You been home with the kids for over a decade. Or some other life circumstance has kept you out of the workforce for a few years. In any event, you worry that you will no longer be employable. Nonetheless, you have chosen to head back to work for either financial or psychological reasons.
Your resume is out of date. You feel helplessly behind the times. You don’t know the latest computer programs. You feel intimidated when you even think about applying for a job.”Who will hire me?”
You are facing a challenge. But there are ways to succeed. We know because we have helped hundreds of people in similar situations.
The first thing that we can do is provide some hope. You likely have more skills than you think. You probably don’t realize that you have the general abilities that many employers seek.
We can help you figure out how to position yourself effectively. We can help you reenter the work world.
How? Consider the following: due to The Great Recession and other work world changing paradigms, the straight-line, no gaps on the resume, candidate does not exist in anywhere near the percentages it once did. Indeed, the majority of those age 35 and above have had at least one event that created a work disruption, often of significant length.
Why does The Great Recession work in your advantage? Two reasons: (1) You are likely overestimating your competition. You might think that “everyone” has been working continually while you were out of the work force. This is no longer true. (2) The person that reviews your resume and/or interviews you is likely to be more sympathetic to you because either she has been in the same situation and/or she knows some good friend and good people in the same situation.
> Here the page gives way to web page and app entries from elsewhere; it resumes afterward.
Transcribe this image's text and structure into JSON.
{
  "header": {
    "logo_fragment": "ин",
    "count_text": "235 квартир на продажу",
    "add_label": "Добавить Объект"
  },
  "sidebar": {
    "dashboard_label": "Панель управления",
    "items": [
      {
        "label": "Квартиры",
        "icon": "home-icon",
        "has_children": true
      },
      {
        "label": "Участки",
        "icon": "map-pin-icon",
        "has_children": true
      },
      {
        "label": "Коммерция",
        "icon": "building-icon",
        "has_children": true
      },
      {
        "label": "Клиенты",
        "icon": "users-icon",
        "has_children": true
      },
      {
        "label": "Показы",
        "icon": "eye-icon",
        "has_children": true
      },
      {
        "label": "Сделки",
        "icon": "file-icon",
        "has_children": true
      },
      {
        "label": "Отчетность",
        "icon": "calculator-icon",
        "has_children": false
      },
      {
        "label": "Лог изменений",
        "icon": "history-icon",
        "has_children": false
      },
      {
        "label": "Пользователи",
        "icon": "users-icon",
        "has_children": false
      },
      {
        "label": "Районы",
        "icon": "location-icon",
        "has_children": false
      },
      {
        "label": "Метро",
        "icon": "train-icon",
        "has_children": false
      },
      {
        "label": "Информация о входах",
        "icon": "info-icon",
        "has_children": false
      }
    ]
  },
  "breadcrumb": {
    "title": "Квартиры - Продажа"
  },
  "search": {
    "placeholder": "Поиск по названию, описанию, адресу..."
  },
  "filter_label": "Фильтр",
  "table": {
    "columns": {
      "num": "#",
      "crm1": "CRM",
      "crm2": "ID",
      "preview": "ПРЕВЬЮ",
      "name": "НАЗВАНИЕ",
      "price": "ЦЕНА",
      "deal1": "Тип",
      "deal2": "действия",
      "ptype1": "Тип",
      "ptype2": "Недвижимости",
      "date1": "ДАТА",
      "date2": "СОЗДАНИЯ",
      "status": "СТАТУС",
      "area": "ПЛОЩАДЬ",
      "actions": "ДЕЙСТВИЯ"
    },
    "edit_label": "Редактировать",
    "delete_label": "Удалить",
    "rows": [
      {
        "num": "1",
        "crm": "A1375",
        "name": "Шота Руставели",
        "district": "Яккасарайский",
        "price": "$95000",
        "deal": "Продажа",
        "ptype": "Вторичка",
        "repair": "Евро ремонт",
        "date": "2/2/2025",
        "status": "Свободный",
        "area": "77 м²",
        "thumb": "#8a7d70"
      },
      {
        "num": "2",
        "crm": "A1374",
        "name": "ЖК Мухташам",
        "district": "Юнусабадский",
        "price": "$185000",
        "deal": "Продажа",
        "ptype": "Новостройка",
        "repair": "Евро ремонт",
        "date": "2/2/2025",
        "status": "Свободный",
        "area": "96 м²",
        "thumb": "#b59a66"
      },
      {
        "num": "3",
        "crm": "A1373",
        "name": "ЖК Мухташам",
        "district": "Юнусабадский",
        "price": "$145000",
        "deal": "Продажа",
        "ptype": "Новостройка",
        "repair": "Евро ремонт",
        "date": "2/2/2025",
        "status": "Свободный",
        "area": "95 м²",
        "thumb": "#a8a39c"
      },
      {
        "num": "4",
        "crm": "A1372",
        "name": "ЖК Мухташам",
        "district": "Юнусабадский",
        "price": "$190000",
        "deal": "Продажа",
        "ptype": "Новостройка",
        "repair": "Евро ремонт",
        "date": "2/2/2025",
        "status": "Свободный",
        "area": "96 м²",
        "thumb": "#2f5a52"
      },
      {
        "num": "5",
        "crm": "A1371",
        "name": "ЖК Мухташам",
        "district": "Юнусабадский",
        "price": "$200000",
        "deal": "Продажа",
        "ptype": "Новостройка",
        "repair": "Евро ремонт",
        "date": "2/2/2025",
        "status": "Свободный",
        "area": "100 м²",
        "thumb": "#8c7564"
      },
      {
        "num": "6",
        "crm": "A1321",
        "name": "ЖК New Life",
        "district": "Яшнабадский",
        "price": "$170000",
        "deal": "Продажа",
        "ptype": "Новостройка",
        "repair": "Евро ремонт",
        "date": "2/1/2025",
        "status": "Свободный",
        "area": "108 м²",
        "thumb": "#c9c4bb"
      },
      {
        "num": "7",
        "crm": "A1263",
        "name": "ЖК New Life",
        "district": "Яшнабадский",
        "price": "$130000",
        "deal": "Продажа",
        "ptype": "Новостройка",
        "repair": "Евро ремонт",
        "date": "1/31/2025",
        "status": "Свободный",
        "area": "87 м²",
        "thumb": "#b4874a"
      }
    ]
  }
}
We recently engaged in a successful career counseling case with a “return to work outside the house” housewife from Madison, Connecticut. Having stayed home for 17 years to raise her three children, she was both lost regarding what she wanted to do and intimidated by all that she thought she could not do. We guided her through a process that helped explain her skill set, some based on pre-motherhood, some based on volunteer work, and some based on what she did well, even though she had not been paid to develop such skills. We helped her create a resume, network, and apply to a variety of jobs. Some fit. Some did not. But, all she needed was one job. And, she found it, an office administrator job at a small but growing company run by young entrepreneurs in New Haven, one of whom said: “we need a mom around here to take care of us!”